This was, of course, easily predicted. The linked article attributes the letdown to something that wasn't known at the time, "epigenetics," the influence of cellular context on the expression of genes. But it was predictable even based on what was known.
The linked article describes the pathetic state of our understanding at the time: "But in the past few years, researchers have come to recognize how grossly oversimplified was the so-called central dogma of molecular biology — the notion that DNA makes RNA, RNA makes proteins, and proteins make us." The sequence of DNA codons produces a predictable sequence of amino acids in the protein.
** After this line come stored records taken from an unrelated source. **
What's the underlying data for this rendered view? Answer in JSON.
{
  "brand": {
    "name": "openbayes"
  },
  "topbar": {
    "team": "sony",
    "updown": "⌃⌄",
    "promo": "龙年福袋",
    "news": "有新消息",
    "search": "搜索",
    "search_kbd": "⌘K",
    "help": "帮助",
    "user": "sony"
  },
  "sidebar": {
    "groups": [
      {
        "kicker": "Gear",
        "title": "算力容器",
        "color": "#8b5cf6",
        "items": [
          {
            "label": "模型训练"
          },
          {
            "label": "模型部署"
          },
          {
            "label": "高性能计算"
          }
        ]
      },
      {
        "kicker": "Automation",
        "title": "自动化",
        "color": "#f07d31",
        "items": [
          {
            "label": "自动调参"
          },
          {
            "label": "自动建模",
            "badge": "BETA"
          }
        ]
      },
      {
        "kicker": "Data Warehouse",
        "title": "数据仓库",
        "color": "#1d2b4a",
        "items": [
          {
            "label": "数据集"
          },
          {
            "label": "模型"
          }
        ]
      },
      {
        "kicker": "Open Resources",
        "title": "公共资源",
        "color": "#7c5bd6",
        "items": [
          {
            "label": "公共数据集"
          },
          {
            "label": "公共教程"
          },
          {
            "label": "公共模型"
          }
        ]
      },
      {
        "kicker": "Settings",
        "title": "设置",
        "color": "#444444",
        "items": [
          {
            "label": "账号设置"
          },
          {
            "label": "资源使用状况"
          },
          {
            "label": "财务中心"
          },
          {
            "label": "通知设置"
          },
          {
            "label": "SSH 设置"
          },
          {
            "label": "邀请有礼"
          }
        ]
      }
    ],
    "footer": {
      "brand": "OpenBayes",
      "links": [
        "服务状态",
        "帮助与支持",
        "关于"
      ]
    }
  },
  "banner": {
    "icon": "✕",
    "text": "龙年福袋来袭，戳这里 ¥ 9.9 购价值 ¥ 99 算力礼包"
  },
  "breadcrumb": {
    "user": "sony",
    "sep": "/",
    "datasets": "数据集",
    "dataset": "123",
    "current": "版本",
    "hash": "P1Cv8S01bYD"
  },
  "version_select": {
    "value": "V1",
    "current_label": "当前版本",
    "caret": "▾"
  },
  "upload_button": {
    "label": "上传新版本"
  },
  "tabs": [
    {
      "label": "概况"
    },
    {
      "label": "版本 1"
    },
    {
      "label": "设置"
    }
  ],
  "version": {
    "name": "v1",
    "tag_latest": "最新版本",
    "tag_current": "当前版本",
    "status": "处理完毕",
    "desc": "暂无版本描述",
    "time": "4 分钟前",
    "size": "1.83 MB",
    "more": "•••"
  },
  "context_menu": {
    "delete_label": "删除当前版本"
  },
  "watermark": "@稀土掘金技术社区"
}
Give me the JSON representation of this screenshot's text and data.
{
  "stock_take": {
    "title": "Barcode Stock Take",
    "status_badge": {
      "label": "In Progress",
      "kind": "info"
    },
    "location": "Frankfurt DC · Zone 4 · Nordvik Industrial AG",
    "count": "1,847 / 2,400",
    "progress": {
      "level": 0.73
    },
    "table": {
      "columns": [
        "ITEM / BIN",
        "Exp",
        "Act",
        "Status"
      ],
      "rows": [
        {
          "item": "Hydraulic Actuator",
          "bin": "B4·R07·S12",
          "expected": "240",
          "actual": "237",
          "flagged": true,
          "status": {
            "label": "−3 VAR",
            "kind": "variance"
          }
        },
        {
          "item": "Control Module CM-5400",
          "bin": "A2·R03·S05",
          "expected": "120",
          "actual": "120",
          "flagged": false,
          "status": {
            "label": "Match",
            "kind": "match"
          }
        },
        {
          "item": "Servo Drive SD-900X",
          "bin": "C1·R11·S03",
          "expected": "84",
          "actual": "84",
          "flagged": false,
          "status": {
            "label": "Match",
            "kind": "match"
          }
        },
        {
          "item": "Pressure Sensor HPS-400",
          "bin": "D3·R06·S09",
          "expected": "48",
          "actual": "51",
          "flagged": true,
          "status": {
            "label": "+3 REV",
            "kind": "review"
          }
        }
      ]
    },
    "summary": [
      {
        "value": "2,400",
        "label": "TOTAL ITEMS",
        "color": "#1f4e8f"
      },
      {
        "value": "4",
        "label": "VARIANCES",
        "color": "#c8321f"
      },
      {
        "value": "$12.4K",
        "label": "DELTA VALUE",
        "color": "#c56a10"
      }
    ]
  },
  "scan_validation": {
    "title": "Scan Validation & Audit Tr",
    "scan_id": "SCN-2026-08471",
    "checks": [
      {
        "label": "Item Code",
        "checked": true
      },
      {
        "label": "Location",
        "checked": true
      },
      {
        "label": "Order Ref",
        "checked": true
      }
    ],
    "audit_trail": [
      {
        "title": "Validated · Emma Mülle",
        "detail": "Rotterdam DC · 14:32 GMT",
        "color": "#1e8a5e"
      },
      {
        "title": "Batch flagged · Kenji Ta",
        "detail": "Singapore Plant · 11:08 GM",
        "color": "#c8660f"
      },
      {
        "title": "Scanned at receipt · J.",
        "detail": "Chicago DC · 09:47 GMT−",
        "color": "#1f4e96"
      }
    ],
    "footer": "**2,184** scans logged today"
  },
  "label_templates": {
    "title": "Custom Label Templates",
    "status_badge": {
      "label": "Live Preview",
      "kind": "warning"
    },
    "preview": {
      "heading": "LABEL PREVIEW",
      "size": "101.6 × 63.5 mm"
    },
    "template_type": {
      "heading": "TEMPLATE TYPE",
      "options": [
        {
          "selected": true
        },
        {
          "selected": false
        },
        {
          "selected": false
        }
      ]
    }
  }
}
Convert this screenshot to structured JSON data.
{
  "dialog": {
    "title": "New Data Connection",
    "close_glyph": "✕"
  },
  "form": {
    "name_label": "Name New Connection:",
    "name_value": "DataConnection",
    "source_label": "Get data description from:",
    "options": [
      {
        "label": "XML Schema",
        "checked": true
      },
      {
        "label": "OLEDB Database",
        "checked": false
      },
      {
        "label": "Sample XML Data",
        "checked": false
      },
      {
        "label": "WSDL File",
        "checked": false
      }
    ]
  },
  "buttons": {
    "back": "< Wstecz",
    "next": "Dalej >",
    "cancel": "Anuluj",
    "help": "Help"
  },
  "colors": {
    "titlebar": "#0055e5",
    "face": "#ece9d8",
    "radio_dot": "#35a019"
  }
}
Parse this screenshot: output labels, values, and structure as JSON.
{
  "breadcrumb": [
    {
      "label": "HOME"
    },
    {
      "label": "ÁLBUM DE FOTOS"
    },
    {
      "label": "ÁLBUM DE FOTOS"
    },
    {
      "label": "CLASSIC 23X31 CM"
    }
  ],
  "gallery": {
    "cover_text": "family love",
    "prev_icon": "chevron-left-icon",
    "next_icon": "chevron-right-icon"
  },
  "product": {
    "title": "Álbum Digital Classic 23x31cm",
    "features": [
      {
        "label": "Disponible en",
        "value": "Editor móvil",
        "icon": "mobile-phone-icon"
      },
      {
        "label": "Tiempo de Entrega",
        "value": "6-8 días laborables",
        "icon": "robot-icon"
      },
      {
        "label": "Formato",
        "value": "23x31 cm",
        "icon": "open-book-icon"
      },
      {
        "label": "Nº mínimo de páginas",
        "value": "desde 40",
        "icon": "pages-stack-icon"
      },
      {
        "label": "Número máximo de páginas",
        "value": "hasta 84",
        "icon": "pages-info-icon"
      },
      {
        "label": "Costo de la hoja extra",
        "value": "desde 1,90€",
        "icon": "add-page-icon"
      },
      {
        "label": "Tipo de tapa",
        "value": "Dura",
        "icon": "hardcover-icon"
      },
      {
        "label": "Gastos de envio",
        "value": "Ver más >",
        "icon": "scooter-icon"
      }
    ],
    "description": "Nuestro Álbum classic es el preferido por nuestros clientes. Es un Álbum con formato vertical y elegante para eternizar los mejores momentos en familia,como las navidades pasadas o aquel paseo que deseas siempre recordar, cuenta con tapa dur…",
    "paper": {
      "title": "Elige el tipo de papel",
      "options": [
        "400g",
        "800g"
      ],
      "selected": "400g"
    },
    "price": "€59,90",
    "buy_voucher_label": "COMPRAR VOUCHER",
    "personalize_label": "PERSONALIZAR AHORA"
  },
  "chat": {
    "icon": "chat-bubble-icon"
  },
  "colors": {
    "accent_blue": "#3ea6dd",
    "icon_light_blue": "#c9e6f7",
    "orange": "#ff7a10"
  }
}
And then the protein folds. Sequences of amino acids from far distant parts of the protein are brought next to each other, the chains twisted and bent, to make the active sites of the protein. The protein folds itself in milliseconds. Human beings with supercomputers pretty much can't do it at all. So, knowing the DNA sequence still leaves you an NP-complete problem with large n away from anything biological.
I happened to know about the folding problem because I shared an apartment with a couple of theoretical biochemists who were working on it in the winter of 1986-7. It's still far from being solved. Solving it would be one of the biggest steps that could be taken, to make genomic sequencing useful. But as I commented over at Transterrestrial Musings:
Protein folding — being able to predict the 3D shape of a protein from the amino acid sequence — would be a lot more immediate use. But the public mind isn’t prepared to accept “protein folding” as a magical incantation. “DNA,” on the other hand, is used as magic in innumerable movies, TV shows, and comic books. Anything to do with DNA is already overhyped.